INGO Children’s Participation Forum: Steps for Engaging Young Children in Research
Our Project Intern Philippa Watts, who has experience working with young children with special needs, participated in the INGO Children’s Participation Forum last week. Child to Child has been convening the Forum quarterly since early 2012. Last week’s session explored how to involve young children in research, as well as the advantages and challenges that this practice entails. Philippa tells us what she learnt from this interesting gathering.
By Philippa Watts, Project Intern at Child to Child
If the ten years that I have spent working with young children has taught me anything, it is that for very small people, they have some really big ideas. Given the space to think and create, they are highly innovative, and demonstrate a perceptiveness that can catch adults by surprise. Unfortunately, these adults often regard their out-of-the-box thinking as outlandish, or just plain childish, and children’s opinions get left by the roadside.

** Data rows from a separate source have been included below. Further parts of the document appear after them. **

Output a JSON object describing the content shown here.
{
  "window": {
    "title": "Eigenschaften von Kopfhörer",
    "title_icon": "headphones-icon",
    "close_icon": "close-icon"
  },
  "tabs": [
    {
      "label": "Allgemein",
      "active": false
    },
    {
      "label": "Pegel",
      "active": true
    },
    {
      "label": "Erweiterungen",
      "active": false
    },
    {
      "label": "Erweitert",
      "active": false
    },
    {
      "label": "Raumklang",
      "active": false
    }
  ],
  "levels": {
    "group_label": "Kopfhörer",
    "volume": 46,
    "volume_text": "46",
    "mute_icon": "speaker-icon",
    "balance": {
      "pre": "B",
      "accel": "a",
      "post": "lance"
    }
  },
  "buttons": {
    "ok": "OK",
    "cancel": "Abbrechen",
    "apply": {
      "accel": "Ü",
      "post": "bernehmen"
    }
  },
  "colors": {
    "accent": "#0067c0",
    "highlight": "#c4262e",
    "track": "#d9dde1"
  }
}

A team based at the University of Brighton, funded and supported by the Bernard van Leer Foundation, has been working hard to rectify this situation. Presenting at the recent INGO Children’s Participation Forum, Dr Vicky Johnson unveiled Steps to Engaging Young Children in Research – which she co-edited with Roger Hart and Jennifer Colwell -, a guide and practical toolkit that aims to do exactly what it says on the tin. Funded by the Bernard van Leer Foundation, the Brighton research team worked closely with experts and organisations across the globe to collect case studies and methods which enable researchers to work effectively with children under the age of 8, and get their unique perspective on the issues that affect them.
Designed to be accessible for all who work with young children, be it in academia, on the ground or in programme management, it does not take an expert in participation to see why the Steps are effective. Before diving into working with the young participants, the guide advocates taking a slow approach: ensuring that researchers and partners are prepared for the work ahead, checking that ethical systems are in place, and developing relationships with children. These elements are crucial in any work with children; while social conventions might go some way to ensuring adults work with researchers, if a four year old decides that they have better things to do than your research, chances are they’ll be half a mile away before you even realise they are bored. Adult researchers need to be open to very new, flexible ways of working, and will get far more out of a child who trusts them and enjoys being in their company.
The tools themselves are based around that all-important childhood skill: play. Games, roleplays, props and physical activities all feature in the toolkit, creating a friendly, open atmosphere which allows children to communicate and contribute in the ways that they are most comfortable with. By using these forms of communication, researchers are able to step back and let children take the lead. Not only is this important for giving a truer interpretation of children’s perspectives and opinions (not easy with an adult breathing down their necks), it also redresses the balance of power between children and adults, boosting self-confidence and leadership qualities amongst the children themselves. Add the fact that these tools are an awful lot of fun, and you have a recipe for a thought-provoking and informative research session. In fact, having seen some of these tools being trialled by laughing, beaming adults, I have often wondered if research in this vein wouldn’t be much more effective in all areas and sectors.
Having presented the toolkit to the Forum, Vicky Johnson invited the attendees to discuss their own experiences of using these kinds of tools with children. I cannot help thinking that there had been some ‘preaching to the converted’: the buzz that filled the room as people from a variety of backgrounds discussed work done with children was full of excitement and enthusiasm. However, while many interesting success stories were shared, the discussion did also bring to light the obstacles that still exist for children’s participation. Adult attitudes and a limited understanding of the true meaning of participation, both among donors and among researchers themselves, could limit the effectiveness of these tools. It also became clear that, in practice, even researchers with the best intentions struggle to be fully inclusive. The youngest children are often neglected, sometimes due to age limitations set by ethics boards, and there is still a great deal of work to be done working with and developing tools accessible for children with learning and communication difficulties. Nevertheless, the benefits are clearly enormous, and this was highlighted with case studies provided by Tricia Young (Director of Child to Child) on the project with Pikin to Pikin in Sierra Leone, and Anannia Admassu* (Director of CHADET) on projects relating to the rural-urban migration of girls in Ethiopia.
In short, while there is still work to be done, the University of Brighton team has done invaluable work in collating examples of best practice from across the world, and creating a simple guide that can only help to improve the quality of research, with immediate benefits for the children taking part. Promoting participatory techniques for involving children in all areas of project and academic work remains vital, and the INGO Children’s Participation Forum is just one small way that this is being achieved.
To download the Steps toolkit and guide, visit the University of Brighton’s website.
* To read Anannia Admassu’s interview about the need for education in rural areas of Ethiopia, click here.